Entries taken from a collection
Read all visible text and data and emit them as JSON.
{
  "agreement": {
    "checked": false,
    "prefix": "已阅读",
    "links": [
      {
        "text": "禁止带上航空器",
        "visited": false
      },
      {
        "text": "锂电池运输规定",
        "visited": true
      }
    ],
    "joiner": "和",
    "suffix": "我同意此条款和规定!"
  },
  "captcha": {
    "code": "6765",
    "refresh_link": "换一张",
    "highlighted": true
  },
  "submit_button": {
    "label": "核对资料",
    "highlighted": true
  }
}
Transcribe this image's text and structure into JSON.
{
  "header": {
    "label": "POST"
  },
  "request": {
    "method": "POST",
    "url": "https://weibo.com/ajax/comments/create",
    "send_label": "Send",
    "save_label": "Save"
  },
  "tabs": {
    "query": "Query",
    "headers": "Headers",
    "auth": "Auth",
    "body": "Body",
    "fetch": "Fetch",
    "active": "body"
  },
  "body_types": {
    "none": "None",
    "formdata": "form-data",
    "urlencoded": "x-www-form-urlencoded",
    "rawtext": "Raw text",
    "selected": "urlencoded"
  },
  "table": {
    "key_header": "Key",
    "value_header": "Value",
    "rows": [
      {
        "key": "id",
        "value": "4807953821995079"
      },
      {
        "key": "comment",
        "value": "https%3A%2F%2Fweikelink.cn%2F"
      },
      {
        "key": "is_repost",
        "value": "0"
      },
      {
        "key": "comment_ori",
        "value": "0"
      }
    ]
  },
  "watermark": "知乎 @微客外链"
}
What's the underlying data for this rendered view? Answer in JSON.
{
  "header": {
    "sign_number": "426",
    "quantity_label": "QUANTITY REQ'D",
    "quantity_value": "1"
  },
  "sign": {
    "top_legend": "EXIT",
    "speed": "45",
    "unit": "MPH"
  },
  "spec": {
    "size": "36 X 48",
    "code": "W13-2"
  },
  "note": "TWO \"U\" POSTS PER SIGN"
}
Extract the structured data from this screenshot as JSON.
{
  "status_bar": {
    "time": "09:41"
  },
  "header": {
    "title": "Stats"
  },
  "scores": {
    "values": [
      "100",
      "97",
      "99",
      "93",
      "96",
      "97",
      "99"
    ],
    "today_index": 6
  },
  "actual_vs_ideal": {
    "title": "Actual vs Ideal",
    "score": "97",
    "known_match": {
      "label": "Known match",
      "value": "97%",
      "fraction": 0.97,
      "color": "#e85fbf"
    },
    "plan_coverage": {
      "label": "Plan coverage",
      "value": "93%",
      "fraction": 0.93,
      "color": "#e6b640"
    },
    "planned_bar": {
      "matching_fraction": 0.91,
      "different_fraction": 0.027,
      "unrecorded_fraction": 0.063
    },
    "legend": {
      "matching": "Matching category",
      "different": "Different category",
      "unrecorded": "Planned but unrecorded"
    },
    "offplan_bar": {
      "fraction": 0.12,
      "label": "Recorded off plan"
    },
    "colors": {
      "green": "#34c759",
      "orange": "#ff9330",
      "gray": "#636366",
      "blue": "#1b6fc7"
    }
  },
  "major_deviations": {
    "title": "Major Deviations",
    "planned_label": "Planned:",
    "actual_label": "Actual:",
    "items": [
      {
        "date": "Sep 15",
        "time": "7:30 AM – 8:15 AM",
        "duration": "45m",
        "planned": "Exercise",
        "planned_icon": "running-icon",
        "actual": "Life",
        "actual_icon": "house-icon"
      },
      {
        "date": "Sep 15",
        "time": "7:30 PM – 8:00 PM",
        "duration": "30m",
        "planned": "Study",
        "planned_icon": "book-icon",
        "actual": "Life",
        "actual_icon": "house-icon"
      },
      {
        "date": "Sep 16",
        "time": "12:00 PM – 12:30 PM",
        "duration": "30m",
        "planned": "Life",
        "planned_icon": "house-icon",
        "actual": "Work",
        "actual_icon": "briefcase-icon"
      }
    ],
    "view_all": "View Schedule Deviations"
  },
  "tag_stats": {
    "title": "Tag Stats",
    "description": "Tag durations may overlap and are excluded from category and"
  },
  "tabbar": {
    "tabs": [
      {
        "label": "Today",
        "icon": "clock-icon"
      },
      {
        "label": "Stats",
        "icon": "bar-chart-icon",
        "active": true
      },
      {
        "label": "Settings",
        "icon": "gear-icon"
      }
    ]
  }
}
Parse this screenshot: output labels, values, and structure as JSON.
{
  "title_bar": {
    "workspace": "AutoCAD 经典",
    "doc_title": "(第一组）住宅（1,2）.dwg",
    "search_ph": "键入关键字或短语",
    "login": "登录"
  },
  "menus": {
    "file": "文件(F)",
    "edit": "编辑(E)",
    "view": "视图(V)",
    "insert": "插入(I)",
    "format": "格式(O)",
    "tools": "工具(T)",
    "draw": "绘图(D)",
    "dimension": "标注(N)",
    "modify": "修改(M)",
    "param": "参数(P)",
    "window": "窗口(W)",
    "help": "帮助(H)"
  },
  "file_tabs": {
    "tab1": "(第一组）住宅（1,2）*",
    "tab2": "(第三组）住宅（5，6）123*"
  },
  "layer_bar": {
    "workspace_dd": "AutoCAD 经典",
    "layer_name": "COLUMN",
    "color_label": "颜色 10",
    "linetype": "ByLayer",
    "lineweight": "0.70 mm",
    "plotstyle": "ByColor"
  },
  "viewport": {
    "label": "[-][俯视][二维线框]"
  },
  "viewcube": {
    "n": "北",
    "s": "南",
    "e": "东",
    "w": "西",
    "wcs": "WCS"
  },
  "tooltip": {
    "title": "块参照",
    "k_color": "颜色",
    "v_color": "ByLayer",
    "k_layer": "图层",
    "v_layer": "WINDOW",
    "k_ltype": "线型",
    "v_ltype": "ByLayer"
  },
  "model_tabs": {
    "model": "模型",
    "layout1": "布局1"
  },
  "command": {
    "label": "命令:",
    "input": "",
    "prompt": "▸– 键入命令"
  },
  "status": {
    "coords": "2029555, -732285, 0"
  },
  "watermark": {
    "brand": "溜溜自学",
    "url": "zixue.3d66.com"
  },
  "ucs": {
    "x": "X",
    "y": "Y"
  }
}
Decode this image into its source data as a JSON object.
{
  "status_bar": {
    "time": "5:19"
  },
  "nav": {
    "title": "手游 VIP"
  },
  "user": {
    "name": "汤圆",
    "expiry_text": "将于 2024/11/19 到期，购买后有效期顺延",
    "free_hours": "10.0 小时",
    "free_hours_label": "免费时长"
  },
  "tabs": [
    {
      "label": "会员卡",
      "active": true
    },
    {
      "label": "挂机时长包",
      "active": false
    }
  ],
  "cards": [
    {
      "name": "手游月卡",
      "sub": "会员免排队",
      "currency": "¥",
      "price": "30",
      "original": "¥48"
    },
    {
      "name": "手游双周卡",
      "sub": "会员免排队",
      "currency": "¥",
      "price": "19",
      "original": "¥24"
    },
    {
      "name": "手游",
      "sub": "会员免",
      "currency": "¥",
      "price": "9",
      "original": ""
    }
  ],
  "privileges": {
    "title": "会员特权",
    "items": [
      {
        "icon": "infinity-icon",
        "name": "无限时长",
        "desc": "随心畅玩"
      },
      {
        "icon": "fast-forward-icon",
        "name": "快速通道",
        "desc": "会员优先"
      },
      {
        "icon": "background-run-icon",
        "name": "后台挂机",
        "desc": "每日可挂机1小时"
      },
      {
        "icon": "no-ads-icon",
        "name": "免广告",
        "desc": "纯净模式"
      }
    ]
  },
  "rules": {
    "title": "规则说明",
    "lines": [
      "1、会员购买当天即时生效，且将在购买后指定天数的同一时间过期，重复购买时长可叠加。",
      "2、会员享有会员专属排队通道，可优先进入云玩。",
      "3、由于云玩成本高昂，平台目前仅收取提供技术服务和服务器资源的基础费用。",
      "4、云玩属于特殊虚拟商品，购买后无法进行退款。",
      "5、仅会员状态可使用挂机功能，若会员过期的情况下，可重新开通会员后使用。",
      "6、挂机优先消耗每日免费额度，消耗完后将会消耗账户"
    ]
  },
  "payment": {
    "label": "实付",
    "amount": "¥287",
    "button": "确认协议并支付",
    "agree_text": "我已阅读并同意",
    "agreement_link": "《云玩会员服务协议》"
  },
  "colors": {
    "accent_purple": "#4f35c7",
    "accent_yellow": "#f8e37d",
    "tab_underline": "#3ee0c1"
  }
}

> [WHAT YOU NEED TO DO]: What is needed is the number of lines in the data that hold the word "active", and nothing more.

> [EXPECTED ANSWER]: 4